## Work item
Every entry below should be reproduced exactly, with all pictures left out.
----
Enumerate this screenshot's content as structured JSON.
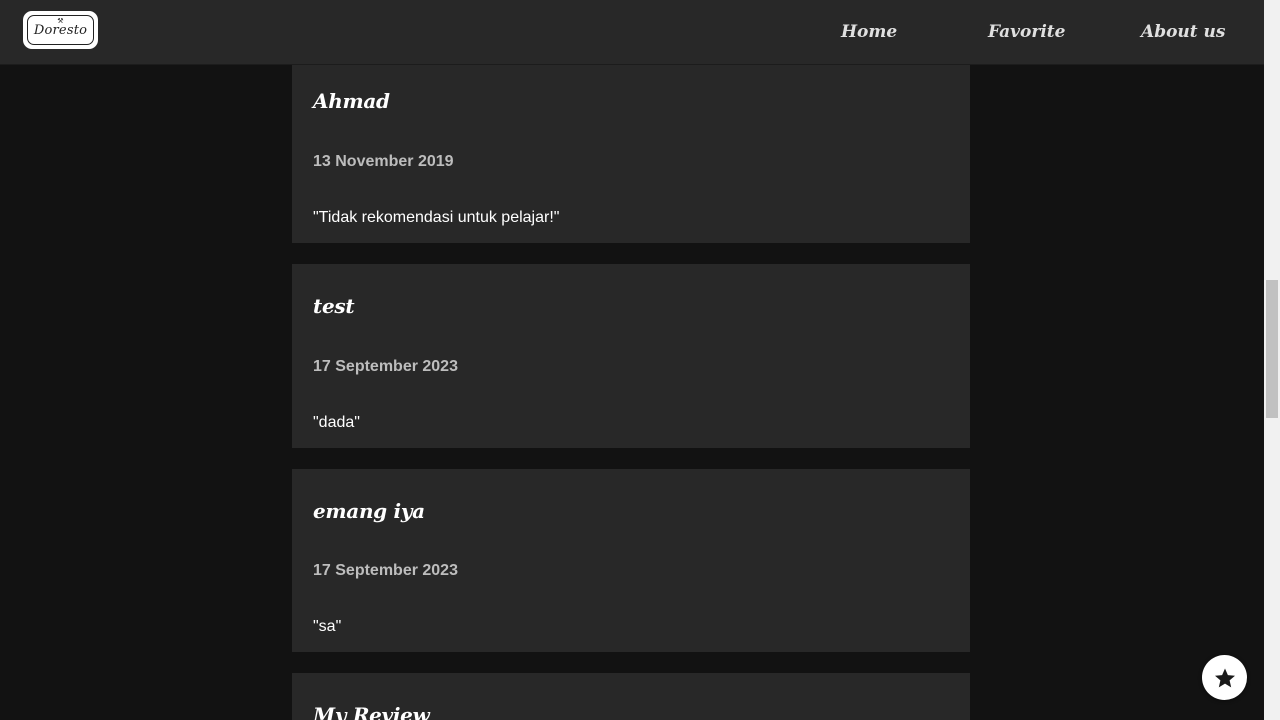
{
  "nav": {
    "logo_text": "Doresto",
    "logo_mark": "⚒",
    "links": [
      "Home",
      "Favorite",
      "About us"
    ]
  },
  "reviews": [
    {
      "name": "Ahmad",
      "date": "13 November 2019",
      "text": "\"Tidak rekomendasi untuk pelajar!\""
    },
    {
      "name": "test",
      "date": "17 September 2023",
      "text": "\"dada\""
    },
    {
      "name": "emang iya",
      "date": "17 September 2023",
      "text": "\"sa\""
    }
  ],
  "my_review": {
    "title": "My Review"
  },
  "fab": {
    "icon": "star-icon"
  },
  "colors": {
    "background": "#121212",
    "navbar": "#282828",
    "card": "#282828",
    "date_text": "#bdbdbd"
  }
}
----
## Final answer
Enumerate this screenshot's content as structured JSON.
{
  "nav": {
    "logo_text": "Doresto",
    "logo_mark": "⚒",
    "links": [
      "Home",
      "Favorite",
      "About us"
    ]
  },
  "reviews": [
    {
      "name": "Ahmad",
      "date": "13 November 2019",
      "text": "\"Tidak rekomendasi untuk pelajar!\""
    },
    {
      "name": "test",
      "date": "17 September 2023",
      "text": "\"dada\""
    },
    {
      "name": "emang iya",
      "date": "17 September 2023",
      "text": "\"sa\""
    }
  ],
  "my_review": {
    "title": "My Review"
  },
  "fab": {
    "icon": "star-icon"
  },
  "colors": {
    "background": "#121212",
    "navbar": "#282828",
    "card": "#282828",
    "date_text": "#bdbdbd"
  }
}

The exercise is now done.